** Provided data **
-.-.-
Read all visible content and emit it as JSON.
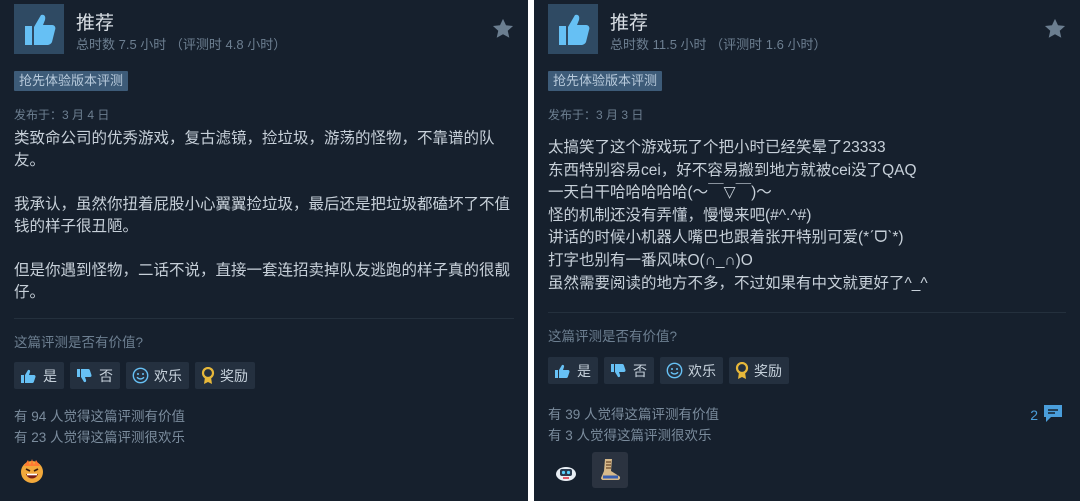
{
  "left": {
    "recommendation": "推荐",
    "hours": "总时数 7.5 小时 （评测时 4.8 小时）",
    "early_access_tag": "抢先体验版本评测",
    "posted": "发布于：3 月 4 日",
    "paragraphs": [
      "类致命公司的优秀游戏，复古滤镜，捡垃圾，游荡的怪物，不靠谱的队友。",
      "我承认，虽然你扭着屁股小心翼翼捡垃圾，最后还是把垃圾都磕坏了不值钱的样子很丑陋。",
      "但是你遇到怪物，二话不说，直接一套连招卖掉队友逃跑的样子真的很靓仔。"
    ],
    "helpful_question": "这篇评测是否有价值?",
    "buttons": {
      "yes": "是",
      "no": "否",
      "funny": "欢乐",
      "award": "奖励"
    },
    "helpful_count": "有 94 人觉得这篇评测有价值",
    "funny_count": "有 23 人觉得这篇评测很欢乐",
    "award_icons": [
      "laughing-face-award"
    ]
  },
  "right": {
    "recommendation": "推荐",
    "hours": "总时数 11.5 小时 （评测时 1.6 小时）",
    "early_access_tag": "抢先体验版本评测",
    "posted": "发布于：3 月 3 日",
    "lines": [
      "太搞笑了这个游戏玩了个把小时已经笑晕了23333",
      "东西特别容易cei，好不容易搬到地方就被cei没了QAQ",
      "一天白干哈哈哈哈哈(～￣▽￣)～",
      "怪的机制还没有弄懂，慢慢来吧(#^.^#)",
      "讲话的时候小机器人嘴巴也跟着张开特别可爱(*ˊᗜˋ*)",
      "打字也别有一番风味O(∩_∩)O",
      "虽然需要阅读的地方不多，不过如果有中文就更好了^_^"
    ],
    "helpful_question": "这篇评测是否有价值?",
    "buttons": {
      "yes": "是",
      "no": "否",
      "funny": "欢乐",
      "award": "奖励"
    },
    "helpful_count": "有 39 人觉得这篇评测有价值",
    "funny_count": "有 3 人觉得这篇评测很欢乐",
    "comment_count": "2",
    "award_icons": [
      "robot-award",
      "boot-award"
    ]
  },
  "colors": {
    "card_bg": "#16202d",
    "tag_bg": "#3d5b78",
    "button_bg": "#24303f",
    "link_blue": "#4a9edb",
    "award_gold": "#e7b83a"
  }
}
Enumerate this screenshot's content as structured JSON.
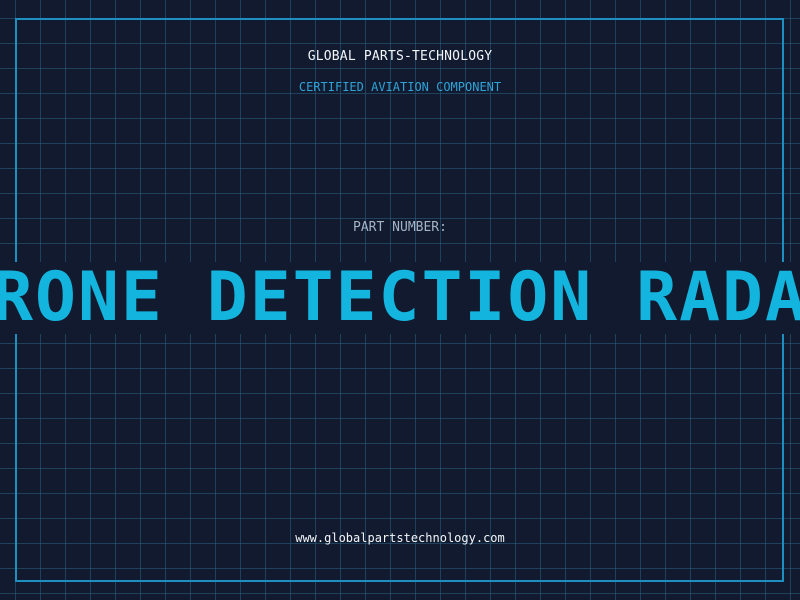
{
  "header": {
    "brand": "GLOBAL PARTS-TECHNOLOGY",
    "subtitle": "CERTIFIED AVIATION COMPONENT"
  },
  "part": {
    "label": "PART NUMBER:",
    "name": "DRONE DETECTION RADAR"
  },
  "footer": {
    "url": "www.globalpartstechnology.com"
  },
  "colors": {
    "background": "#111a2e",
    "grid": "#286082",
    "frame": "#1d8fc0",
    "accent": "#13b4de",
    "subtitle": "#2fa3d8",
    "label": "#a5b3c7",
    "text": "#f2f6fb"
  }
}
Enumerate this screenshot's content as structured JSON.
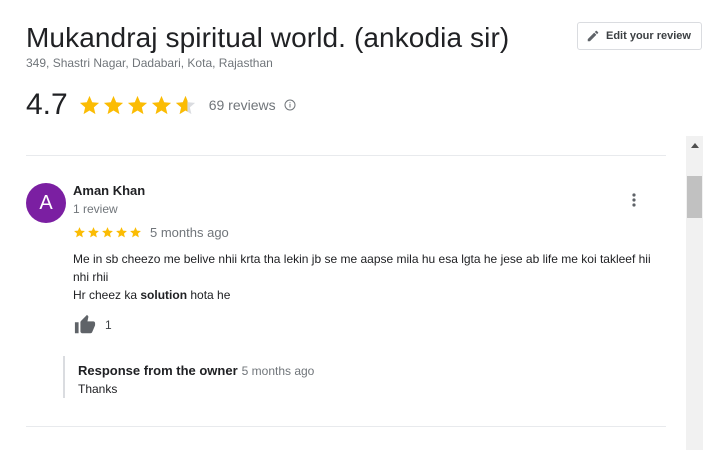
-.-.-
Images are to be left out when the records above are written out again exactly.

** Response area **
Read all visible content and emit it as JSON.
{
  "left": {
    "recommendation": "推荐",
    "hours": "总时数 7.5 小时 （评测时 4.8 小时）",
    "early_access_tag": "抢先体验版本评测",
    "posted": "发布于：3 月 4 日",
    "paragraphs": [
      "类致命公司的优秀游戏，复古滤镜，捡垃圾，游荡的怪物，不靠谱的队友。",
      "我承认，虽然你扭着屁股小心翼翼捡垃圾，最后还是把垃圾都磕坏了不值钱的样子很丑陋。",
      "但是你遇到怪物，二话不说，直接一套连招卖掉队友逃跑的样子真的很靓仔。"
    ],
    "helpful_question": "这篇评测是否有价值?",
    "buttons": {
      "yes": "是",
      "no": "否",
      "funny": "欢乐",
      "award": "奖励"
    },
    "helpful_count": "有 94 人觉得这篇评测有价值",
    "funny_count": "有 23 人觉得这篇评测很欢乐",
    "award_icons": [
      "laughing-face-award"
    ]
  },
  "right": {
    "recommendation": "推荐",
    "hours": "总时数 11.5 小时 （评测时 1.6 小时）",
    "early_access_tag": "抢先体验版本评测",
    "posted": "发布于：3 月 3 日",
    "lines": [
      "太搞笑了这个游戏玩了个把小时已经笑晕了23333",
      "东西特别容易cei，好不容易搬到地方就被cei没了QAQ",
      "一天白干哈哈哈哈哈(～￣▽￣)～",
      "怪的机制还没有弄懂，慢慢来吧(#^.^#)",
      "讲话的时候小机器人嘴巴也跟着张开特别可爱(*ˊᗜˋ*)",
      "打字也别有一番风味O(∩_∩)O",
      "虽然需要阅读的地方不多，不过如果有中文就更好了^_^"
    ],
    "helpful_question": "这篇评测是否有价值?",
    "buttons": {
      "yes": "是",
      "no": "否",
      "funny": "欢乐",
      "award": "奖励"
    },
    "helpful_count": "有 39 人觉得这篇评测有价值",
    "funny_count": "有 3 人觉得这篇评测很欢乐",
    "comment_count": "2",
    "award_icons": [
      "robot-award",
      "boot-award"
    ]
  },
  "colors": {
    "card_bg": "#16202d",
    "tag_bg": "#3d5b78",
    "button_bg": "#24303f",
    "link_blue": "#4a9edb",
    "award_gold": "#e7b83a"
  }
}
Enumerate this screenshot's content as structured JSON.
{
  "header": {
    "brand": "GLOBAL PARTS-TECHNOLOGY",
    "subtitle": "CERTIFIED AVIATION COMPONENT"
  },
  "part": {
    "label": "PART NUMBER:",
    "name": "DRONE DETECTION RADAR"
  },
  "footer": {
    "url": "www.globalpartstechnology.com"
  },
  "colors": {
    "background": "#111a2e",
    "grid": "#286082",
    "frame": "#1d8fc0",
    "accent": "#13b4de",
    "subtitle": "#2fa3d8",
    "label": "#a5b3c7",
    "text": "#f2f6fb"
  }
}
Enumerate this screenshot's content as structured JSON.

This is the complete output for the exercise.